→ **Data about app and page elements**:
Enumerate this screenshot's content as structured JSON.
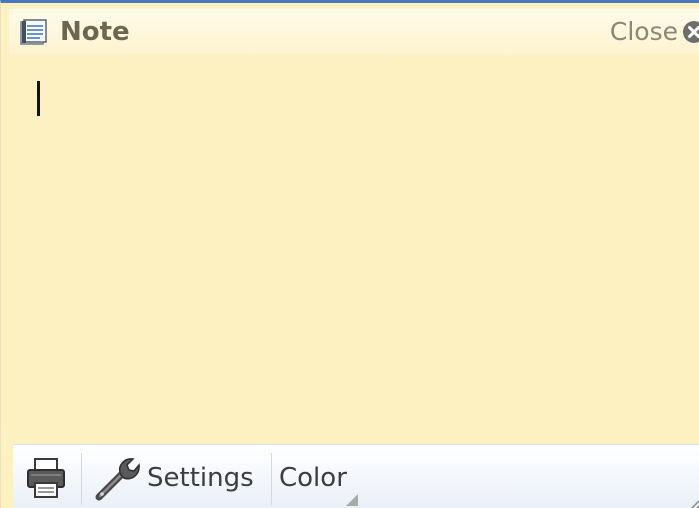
{
  "window": {
    "title": "Note",
    "close_label": "Close",
    "colors": {
      "note_background": "#fdf1c2",
      "top_border": "#4a78bd",
      "toolbar_background": "#e9eef7"
    }
  },
  "note": {
    "text": ""
  },
  "toolbar": {
    "print_icon": "printer-icon",
    "settings_label": "Settings",
    "settings_icon": "wrench-icon",
    "color_label": "Color"
  }
}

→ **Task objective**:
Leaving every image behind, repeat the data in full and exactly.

→ **Result of this exercise**:
Enumerate this screenshot's content as structured JSON.
{
  "window": {
    "title": "Note",
    "close_label": "Close",
    "colors": {
      "note_background": "#fdf1c2",
      "top_border": "#4a78bd",
      "toolbar_background": "#e9eef7"
    }
  },
  "note": {
    "text": ""
  },
  "toolbar": {
    "print_icon": "printer-icon",
    "settings_label": "Settings",
    "settings_icon": "wrench-icon",
    "color_label": "Color"
  }
}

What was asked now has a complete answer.